Unfortunately, Thor and Loki are really the only characters with any development at all in the movie. What traits we attribute to the characters come entirely from the actors playing them. The most notable is Sir Anthony Hopkins as Odin, but we also have Colm Feore as the king of the frost giants, Stellan Skarsgard as Jane Foster’s mentor, Rene Russo as Thor’s mother, and Idris Elba as Heimdall. All of these talented actors are entirely wasted in their roles, but I suppose lesser known actors would have turned them into enormous blank slates. Then we have Natalie Portman’s Jane Foster. A big part of the plot hinges around Thor’s relationship with Jane Foster but it comes across as entirely obligatory instead of heartfelt. It’s hard not to snicker a little bit when they have a makeout session while the metaphorical clock is ticking down. The movie also makes the odd choice of showing Sif, a female Asgardian warrior, gazing significantly at Thor on a few occasions and generally looking like she might be carrying a torch for him.
It doesn’t help that Jane Foster is really kind of a jerk. We meet her in the beginning as she stumbles across the storm that Thor makes when he is thrown to the Earth. She decides to drive her truck towards it which is reasonable enough except when her driver starts to get nervous about coming so close, Jane physically grabs the wheel and steers them even closer. Dude, not cool! And then when she accidentally hits Thor with the truck, her first reaction is, “Please don’t be dead!” It made it a little hard for me to see why Thor pined for her so much when he has a perfectly nice Asgardian comrade (who looks like Jaimie Alexander) right there beside him. None of this can be blamed on Natalie Portman or Chris Hemsworth. They might have great chemistry for all I know, but their relationship is too underwritten.

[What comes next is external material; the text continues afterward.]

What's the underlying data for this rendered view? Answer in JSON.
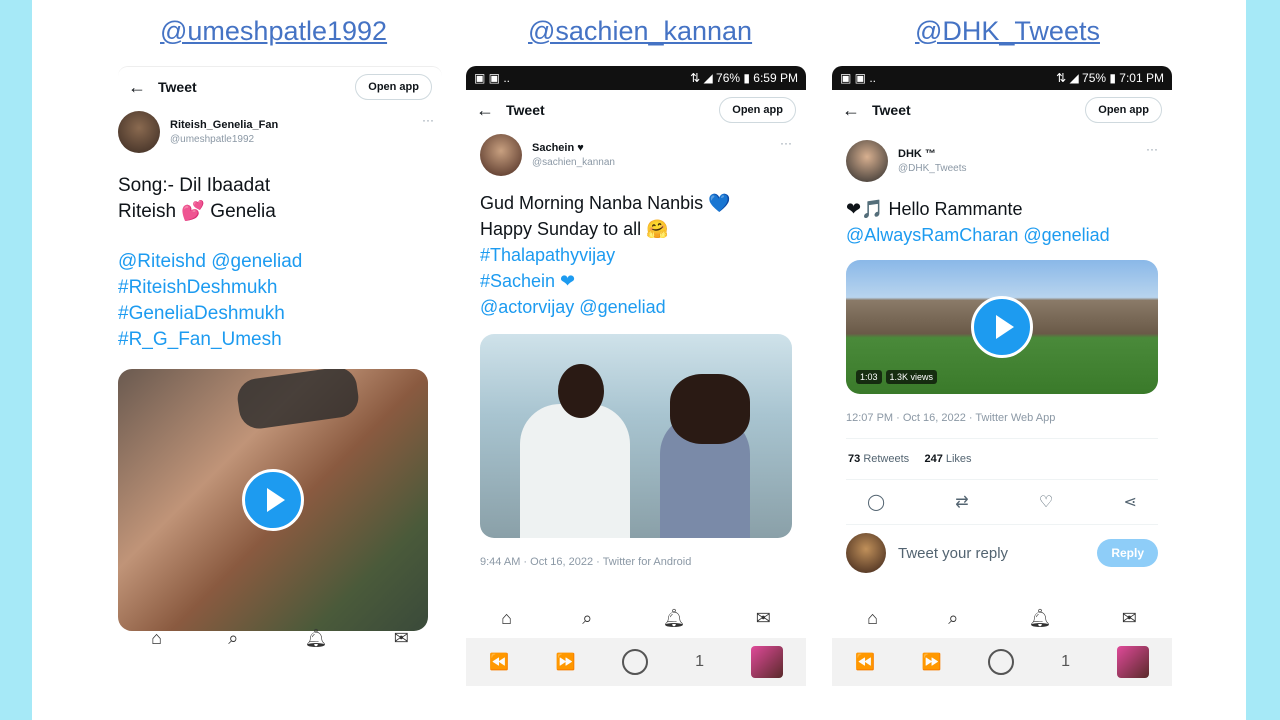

So Thor is much better than I expected it to be, and it will earn its inevitable humongous box office opening. Nonetheless, it still represents a trend that I can’t celebrate. The recent superhero renaissance began with Spider-Man, Batman, and the X-Men, all characters defined by their humanity and flaws. Their stories are designed to be relatable on a human level even when ridiculous things like flying monsters and energy blasts are appearing around them. Superhero movies have been pretty good about maintaining that human connection up until recently. Iron Man 2 took a sudden sharp turn into a full-on alternate universe which doesn’t even pretend to resemble ours any more. Thor has continued that trend, and later in the summer we are going to have Captain America which, besides looking like a steroids commercial, has an alternate version of World War II and uses Hitler as a villain. I just don’t care about any of it.
By all means, see Thor. It’s a rip-roaring good time and a visual spectacle to boot (even if the action sequences aren’t really anything to write home about from a choreography point of view). It’s just that I can’t help feeling as if the talented actors in this movie are just barely holding the greedy corporate bloodsuckers at bay.